▸ EXERCISE INSTRUCTIONS: Wherever the string "this" appears in the listing, copy that line.

▸ AVAILABLE DATA:
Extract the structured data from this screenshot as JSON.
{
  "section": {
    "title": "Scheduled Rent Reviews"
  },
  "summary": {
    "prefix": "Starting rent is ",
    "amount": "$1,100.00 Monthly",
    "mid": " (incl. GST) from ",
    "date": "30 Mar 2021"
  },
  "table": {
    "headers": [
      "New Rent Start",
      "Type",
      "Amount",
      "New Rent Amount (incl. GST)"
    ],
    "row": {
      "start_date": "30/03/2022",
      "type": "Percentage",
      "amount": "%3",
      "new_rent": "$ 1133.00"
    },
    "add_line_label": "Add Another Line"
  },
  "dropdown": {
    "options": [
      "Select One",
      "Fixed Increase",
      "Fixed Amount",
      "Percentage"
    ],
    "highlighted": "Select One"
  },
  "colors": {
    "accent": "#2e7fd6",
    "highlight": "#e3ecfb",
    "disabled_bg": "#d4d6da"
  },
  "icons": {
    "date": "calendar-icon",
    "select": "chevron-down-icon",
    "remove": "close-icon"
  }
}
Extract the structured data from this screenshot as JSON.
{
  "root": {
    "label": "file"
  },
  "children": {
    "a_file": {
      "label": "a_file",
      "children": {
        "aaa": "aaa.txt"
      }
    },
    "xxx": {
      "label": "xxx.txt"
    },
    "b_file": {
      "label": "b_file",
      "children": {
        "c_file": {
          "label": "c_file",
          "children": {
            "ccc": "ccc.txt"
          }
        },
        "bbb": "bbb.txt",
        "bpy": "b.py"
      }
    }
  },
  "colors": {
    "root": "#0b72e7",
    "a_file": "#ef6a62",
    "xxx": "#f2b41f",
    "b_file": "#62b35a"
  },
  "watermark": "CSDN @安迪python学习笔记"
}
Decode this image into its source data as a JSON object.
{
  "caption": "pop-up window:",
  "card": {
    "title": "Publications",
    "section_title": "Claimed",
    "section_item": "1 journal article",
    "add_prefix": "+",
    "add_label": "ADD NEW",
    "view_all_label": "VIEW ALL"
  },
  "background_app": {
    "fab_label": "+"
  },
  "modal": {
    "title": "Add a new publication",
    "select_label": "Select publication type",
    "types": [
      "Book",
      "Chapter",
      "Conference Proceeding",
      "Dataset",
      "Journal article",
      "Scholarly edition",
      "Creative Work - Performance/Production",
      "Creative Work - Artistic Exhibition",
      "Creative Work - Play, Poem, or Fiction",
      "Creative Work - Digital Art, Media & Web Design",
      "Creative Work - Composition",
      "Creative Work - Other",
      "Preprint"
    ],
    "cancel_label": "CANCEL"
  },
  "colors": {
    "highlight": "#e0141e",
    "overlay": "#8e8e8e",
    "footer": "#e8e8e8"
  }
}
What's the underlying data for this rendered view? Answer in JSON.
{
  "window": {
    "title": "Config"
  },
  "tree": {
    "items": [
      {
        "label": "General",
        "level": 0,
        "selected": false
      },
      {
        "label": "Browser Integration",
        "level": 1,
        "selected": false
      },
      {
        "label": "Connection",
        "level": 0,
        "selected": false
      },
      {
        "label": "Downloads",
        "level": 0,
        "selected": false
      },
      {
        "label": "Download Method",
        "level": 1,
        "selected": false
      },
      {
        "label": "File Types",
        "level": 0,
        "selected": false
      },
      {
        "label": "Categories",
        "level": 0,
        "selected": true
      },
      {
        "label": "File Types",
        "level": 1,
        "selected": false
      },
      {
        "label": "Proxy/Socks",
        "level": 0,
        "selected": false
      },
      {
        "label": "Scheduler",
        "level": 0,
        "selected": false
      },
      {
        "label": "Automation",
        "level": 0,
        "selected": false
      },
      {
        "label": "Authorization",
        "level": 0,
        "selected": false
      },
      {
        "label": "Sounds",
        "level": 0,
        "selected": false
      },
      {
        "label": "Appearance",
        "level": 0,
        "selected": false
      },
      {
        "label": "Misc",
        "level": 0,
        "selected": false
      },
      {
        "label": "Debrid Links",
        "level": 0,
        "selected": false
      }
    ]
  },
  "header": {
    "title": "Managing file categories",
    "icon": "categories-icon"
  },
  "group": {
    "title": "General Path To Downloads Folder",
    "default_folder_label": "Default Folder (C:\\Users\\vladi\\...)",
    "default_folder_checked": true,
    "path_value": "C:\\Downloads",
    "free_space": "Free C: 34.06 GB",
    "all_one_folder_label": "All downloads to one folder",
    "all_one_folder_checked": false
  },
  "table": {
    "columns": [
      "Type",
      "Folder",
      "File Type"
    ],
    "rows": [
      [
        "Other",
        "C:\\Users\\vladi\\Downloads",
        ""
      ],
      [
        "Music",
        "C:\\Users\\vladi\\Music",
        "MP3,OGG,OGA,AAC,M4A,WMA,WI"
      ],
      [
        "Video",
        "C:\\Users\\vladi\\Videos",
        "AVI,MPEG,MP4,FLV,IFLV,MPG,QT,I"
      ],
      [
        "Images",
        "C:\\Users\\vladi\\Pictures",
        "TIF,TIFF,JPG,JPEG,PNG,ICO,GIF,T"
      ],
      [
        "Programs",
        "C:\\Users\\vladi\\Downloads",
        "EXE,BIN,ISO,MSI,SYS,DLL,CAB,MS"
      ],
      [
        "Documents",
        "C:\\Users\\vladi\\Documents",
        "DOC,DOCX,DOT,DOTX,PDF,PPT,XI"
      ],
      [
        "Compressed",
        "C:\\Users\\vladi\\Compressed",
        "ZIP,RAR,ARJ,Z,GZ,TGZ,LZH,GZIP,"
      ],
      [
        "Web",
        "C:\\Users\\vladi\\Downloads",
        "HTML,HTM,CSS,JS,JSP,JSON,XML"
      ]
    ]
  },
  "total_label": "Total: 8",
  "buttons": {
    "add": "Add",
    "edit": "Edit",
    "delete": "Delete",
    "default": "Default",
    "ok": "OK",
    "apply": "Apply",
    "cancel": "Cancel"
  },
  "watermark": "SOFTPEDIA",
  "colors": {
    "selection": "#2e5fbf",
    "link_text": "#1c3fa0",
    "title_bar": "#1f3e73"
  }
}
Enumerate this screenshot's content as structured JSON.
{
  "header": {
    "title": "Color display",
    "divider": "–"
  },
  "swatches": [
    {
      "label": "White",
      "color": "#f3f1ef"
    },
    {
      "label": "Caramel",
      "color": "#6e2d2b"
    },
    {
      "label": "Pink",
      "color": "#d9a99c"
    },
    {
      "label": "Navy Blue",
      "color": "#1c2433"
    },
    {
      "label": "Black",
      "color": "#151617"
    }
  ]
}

▸ OUTPUT OF THE TASK:
Extract the structured data from this screenshot as JSON.
Extract the structured data from this screenshot as JSON.
Decode this image into its source data as a JSON object.
What's the underlying data for this rendered view? Answer in JSON.
Enumerate this screenshot's content as structured JSON.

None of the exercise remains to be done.